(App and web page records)
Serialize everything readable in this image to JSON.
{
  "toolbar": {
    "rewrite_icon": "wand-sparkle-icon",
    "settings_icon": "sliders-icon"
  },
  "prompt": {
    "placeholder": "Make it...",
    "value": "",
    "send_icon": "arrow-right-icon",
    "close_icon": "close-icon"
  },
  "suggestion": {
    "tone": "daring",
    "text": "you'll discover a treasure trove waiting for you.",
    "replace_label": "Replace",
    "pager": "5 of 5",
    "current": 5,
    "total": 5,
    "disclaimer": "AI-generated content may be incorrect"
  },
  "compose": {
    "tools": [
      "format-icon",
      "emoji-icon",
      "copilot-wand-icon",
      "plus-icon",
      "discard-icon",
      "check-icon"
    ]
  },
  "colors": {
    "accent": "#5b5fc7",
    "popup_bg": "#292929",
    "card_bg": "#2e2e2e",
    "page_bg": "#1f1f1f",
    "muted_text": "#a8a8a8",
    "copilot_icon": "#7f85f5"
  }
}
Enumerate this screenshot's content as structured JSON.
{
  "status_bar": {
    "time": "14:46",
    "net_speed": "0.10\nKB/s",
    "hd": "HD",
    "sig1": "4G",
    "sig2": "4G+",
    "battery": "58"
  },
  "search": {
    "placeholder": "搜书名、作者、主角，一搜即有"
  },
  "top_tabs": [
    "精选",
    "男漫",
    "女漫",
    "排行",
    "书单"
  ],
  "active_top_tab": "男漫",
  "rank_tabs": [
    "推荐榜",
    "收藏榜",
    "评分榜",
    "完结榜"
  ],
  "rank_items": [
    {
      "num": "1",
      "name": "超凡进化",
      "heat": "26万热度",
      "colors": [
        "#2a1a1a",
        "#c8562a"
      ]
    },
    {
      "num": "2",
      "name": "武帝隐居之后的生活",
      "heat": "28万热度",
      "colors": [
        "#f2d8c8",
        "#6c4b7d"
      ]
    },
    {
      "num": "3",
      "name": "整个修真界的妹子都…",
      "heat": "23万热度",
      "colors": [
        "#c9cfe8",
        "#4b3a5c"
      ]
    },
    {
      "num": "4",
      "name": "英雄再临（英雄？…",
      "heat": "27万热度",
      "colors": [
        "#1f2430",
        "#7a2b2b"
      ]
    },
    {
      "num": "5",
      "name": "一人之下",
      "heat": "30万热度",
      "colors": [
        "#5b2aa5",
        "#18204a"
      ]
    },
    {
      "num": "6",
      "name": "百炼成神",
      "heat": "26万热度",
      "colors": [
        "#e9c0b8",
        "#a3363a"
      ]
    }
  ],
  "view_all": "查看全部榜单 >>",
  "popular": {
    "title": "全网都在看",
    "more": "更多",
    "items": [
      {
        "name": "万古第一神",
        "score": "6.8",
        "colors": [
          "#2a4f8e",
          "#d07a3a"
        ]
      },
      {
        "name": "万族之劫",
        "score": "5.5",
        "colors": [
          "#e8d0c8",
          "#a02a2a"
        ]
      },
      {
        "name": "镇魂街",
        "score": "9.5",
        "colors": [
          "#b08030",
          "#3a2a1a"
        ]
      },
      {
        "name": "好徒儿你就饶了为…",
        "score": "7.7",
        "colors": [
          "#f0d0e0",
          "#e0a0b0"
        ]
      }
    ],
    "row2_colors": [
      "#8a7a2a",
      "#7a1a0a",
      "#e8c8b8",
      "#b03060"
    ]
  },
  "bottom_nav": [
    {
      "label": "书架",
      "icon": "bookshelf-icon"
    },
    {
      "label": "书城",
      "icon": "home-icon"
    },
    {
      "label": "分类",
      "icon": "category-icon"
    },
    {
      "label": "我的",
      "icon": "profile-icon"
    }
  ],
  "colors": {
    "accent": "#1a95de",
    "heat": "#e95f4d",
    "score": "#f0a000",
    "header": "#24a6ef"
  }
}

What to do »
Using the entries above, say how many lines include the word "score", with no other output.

Reply to the exercise »
5